Unfortunately many people are at a loss to explain the difference between Islamic finance and conventional finance. This article should make it easy to understand and explain.
Islamic law forbids two practices which form the foundation of conventional finance. The first of these is usury. The second is gambling. In both of these areas a lot of money can be made by keeping the issues confused, so it is not surprising that it has happened. This is my attempt to define exactly what Islamic law requires.
(Firstly I should give a caveat about this and any other article I write on this website: The conclusions are only my opinions. You are responsible to do your own investigations and take the opinions that your conscience is not in conflict with. I do not wish to be blamed on Judgement Day for having misled anyone. I do my best according to my resources and may Allah forgive all my errors.)
What is Usury?
When I make any contract of trade where a debt is defined, that debt can be in many forms. It could be to provide a service, some set of goods to be delivered, or some commodity which could be money. Islamic law on debts in contracts primarily is concerned with the duty to be as specific as possible so as to avoid ambiguities that may result in dispute. This includes specifying the due dates and times of the debt(s) as these do matter a great deal. Timing matters. If there is a more distant due date for a debt then it is a different contract and may have completely different value to all parties. This is all part of trade and trade is specifically allowed in Islam.
Usury is termed “riba” in Arabic and literally means “increase”. While trade is allowed, usury is forbidden. Usury only comes into play if there is a contract violation. If the person due to fulfill his contractual liability fails to do so.
In contracts, if someone fails to deliver what is promised, then the injured party may complain to the authorities of an injustice done to him and seek damages. Normally in such cases two things must be proved. Firstly the injured party must prove damage has in fact been done. Secondly, the injured party must prove that the injury was the fault of the accused party. Usury breaks this rule and is unjust for that reason alone.
Usury is any demand for damages without proving damage and without proving fault.
When someone fails to pay a debt, it may very well not be their fault. Being unable to pay is often a valid excuse. People in poverty and in debt may well deserve charity rather than punishment.
Usury has taken many forms over the years, it used to be that if your debt was not paid on time it could be doubled or worse.
Interest on loans is a mild form of usury in so far as it stipulates that the automatic damages that can be claimed must be proportional to both the delay in payment of a debt and proportional to the size of the unpaid debt.
Interest that a bank gives an investor may also be contractually required of the bank. If it is, then it is also a form of usury.
Usury demands are usefully captured by the claim “A Dollar today is worth more than a Dollar tomorrow”. While in some circumstances this may be true, it would only demonstrate damage done but not fault. The claim moreover is not true. A Dollar today may be worth more or less than a dollar tomorrow and is worth different things to different people at different times and circumstances. I may pay you to keep my dollar safe for a while. In this case a dollar is worth more to me in the future than it is now.

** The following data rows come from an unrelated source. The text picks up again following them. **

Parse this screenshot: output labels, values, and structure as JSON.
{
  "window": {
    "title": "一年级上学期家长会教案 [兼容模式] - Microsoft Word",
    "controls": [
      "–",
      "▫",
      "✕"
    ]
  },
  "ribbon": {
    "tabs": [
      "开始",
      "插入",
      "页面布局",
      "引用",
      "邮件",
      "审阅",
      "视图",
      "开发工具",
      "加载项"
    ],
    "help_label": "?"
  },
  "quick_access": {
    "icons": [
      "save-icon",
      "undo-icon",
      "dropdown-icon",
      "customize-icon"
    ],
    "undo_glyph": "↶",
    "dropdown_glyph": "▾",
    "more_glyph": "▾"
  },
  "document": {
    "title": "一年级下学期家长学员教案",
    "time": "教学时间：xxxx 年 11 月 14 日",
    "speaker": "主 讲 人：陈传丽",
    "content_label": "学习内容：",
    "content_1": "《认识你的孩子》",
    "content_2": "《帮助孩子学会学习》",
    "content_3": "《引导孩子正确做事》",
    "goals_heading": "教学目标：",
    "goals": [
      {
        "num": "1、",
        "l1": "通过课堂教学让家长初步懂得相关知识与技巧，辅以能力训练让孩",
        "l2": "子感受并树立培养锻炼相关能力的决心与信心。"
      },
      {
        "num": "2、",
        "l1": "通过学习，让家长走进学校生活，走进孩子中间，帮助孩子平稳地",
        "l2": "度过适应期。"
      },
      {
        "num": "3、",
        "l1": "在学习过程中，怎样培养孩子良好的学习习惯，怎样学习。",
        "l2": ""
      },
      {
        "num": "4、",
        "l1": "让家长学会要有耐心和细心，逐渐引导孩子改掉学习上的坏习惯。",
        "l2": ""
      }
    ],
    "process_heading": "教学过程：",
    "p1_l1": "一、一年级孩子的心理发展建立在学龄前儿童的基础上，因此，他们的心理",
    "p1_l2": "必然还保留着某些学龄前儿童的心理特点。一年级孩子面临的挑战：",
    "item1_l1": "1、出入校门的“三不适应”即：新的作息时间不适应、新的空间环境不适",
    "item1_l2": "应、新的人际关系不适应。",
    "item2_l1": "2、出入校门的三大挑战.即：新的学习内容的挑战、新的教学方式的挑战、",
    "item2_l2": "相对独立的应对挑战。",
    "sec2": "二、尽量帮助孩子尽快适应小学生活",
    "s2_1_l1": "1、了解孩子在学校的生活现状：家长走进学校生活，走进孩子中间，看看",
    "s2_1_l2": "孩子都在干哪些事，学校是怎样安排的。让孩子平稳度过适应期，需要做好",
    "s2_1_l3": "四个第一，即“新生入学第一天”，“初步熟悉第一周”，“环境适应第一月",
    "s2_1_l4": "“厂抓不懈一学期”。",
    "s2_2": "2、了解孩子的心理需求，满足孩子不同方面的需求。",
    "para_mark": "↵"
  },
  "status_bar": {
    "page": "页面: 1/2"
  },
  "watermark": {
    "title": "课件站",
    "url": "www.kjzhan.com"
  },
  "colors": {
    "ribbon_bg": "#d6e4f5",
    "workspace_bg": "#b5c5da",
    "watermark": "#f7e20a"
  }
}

So Islamic finance, while it does recognise time value, or “paying for time” can be part of what matters in a contract, does not accept that any late payment should be higher than the amount in the contract. Damages may be sought for late payments, but then proof must be provided of damage and fault.
What is Gambling?
Gambling is a well understood concept of paying for a chance to win something, or if you are on the receiving side being paid for the chance of losing something. Key to whether something would be considered a gamble rather than just a risky venture is the question of control. If you are a party who may incur a liability or the party that may be receiving something and if you have no control over the outcome, then it is a gamble. If you have some control then it is not a gamble. This however hinges on the meaning of “some control”. There are many contests and races which require effort and which are high risk and high reward. To be part of a horse race, is not a gamble. The horse owner has some control, the rider has some control. But does the viewer who shouts out encouragement? The line must be drawn somewhere and as this is not defined specifically in the Qur’an, this is up to decisions made by the relevant legitimate authorities.
Many hedge fund operations and insurance operations are widely considered as nothing but gambling and so are avoided in Islamic finance.
Although the prohibitions of gambling and usury are a key part of Islamic finance another dimension is important to understanding what makes Islamic finance distinct and that is the overriding principle of avoiding doubts. Contracts must be clear and specific and avoid ambiguity that can give rise to doubts about what liabilities are and hence disputes. Much of insurance also has problems arrising out of the disputability of claims that can be made. The debts that would arise and the conditions under which claims can be made must be very clear and specific. Islamic contracts should avoid “the fine print” and be clear to all concerned.
A big part of the current financial turmoil has been the ambiguity of securitiesed rights which is now being wrestled with and all sorts of “toxic assets” which are nothing but contracts where the liabilities were loaded with ambiguous rights and were thus open to fraudulent abuses.